Foiling those evil Grinches
How goes the annual battle to delete Christmas from schools and the public square? News is mixed, but on the whole, things are not going well for the Grinches. In New Jersey, for example, the Hanover Township school district said it was considering a ban on Christmas carols and other religious songs at school concerts. Parents protested and threatened to sue, so the school board beat a hasty retreat. "If a school wants religious music, they can have it, the way they could before," said the school board president.
The key phrase here is "threatened to sue." In the old days, when an American Civil Liberties Union lawyer would show up to hammer some tiny school board into submission, the legal costs of resisting were so high that the boards usually caved in. Now the anti-Grinches have legal muscle of their own. The Arizona-based Alliance Defense Fund, which supported the Hanover parents, claims to have 700 lawyers ready to fight anti-Christmas assaults around the country. The ADF (alliancedefensefund.org) played a lead role in blocking an attempt by the ACLU and the Anti-Defamation League to force a charter school in Elbert County, Colo., to ban religious songs from its holiday concert. The Anti-Defamation League said the school's program was harming the sense of well-being of Jewish students. But how harmful can it be to sing six Christmas carols, two Hanukkah songs, and a lot of ditties about Rudolph and Frosty?
In Plano, Texas, a school district refused to allow a third grader at a class party to hand out candy canes with a religious message attached. The Liberty Legal Institute (libertylegal.org) and the ADF jumped in last week and demanded that the district back down, arguing that "public schools are not zones of religious censorship."
The Thomas More Law Center of Ann Arbor, Mich. (www .thomasmore.org), supported a parent's legal challenge to the New York City public schools' policy that allows the Islamic star and crescent and the Jewish menorah (which the Anti-Defamation League concedes is a religious symbol) but not Christian religious symbols such as a Nativity display. The schools' chancellor offered a tortured argument in court: The menorah has a "secular dimension" large enough to qualify as nonreligious. The judge, who was caustic about the school policy during arguments, is expected to rule any day.
A similar suit against the town of Palm Beach in Florida, also supported by the Thomas More Law Center, argues that the town cannot ban Nativity scenes on a prominent site where the menorah is displayed. Again, the menorah isn't simply secular. More important, the Supreme Court allows Nativity scenes on public property if they do not dominate and are part of a broader cultural display.
Offensive. At Central Michigan University, the affirmative action office warned Christians that Christmas "may be offensive to others within a place of employment." No such warning was issued about the potential dangers of Hanukkah or Kwanzaa.
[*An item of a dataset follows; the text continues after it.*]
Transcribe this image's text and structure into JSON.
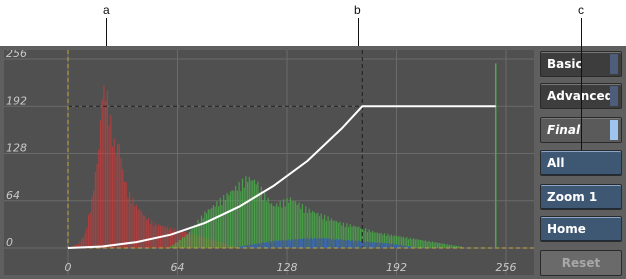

The Catholic League (catholicleague.org) made a fuss about it and alerted Fox News Channel, which has been aggressively covering this season's anti-Christmas campaign. Central Michigan dropped the warning.
A new twist in the Christmas wars is the appearance of a Web site that chides well-known stores for abandoning the word Christmas in favor of holiday. The site, www.GrinchList.com, is run by a Virginia couple, Kirk and Amy McElwain. Among the Christmas-averse stores they list are Macy's, Bloomingdale's, the Discovery Store, KB Toys, and Home Depot. Companies commended for not censoring the word Christmas include DisneyStore.com, J.C. Penney, Rite Aid, Sears, Toys "R" Us, and Wal-Mart. The site says it's odd that some big stores apparently think the word Christmas is divisive or toxic when a large majority of Americans celebrate it--96 percent, according to a recent Opinion Dynamics poll.
The McElwains wonder how Congress's "Capitol Christmas Tree" morphed into a generic "Capitol Holiday Tree." Good question. The language change appeared in the 1990s, but the far-flung investigative staff of this column has not been able to locate any announcement, news story, or authorization for the change. The architect of the Capitol's office is responsible for the tree, but a spokeswoman there said she couldn't find anything in writing about the change, who did it, or when it occurred. If anyone knows about this shifty shift, this column's staff of telephone operators is standing by, eager to hear from you. In the meantime, Merry Holiday, everyone.
This story appears in the December 29, 2003 print edition of U.S. News & World Report.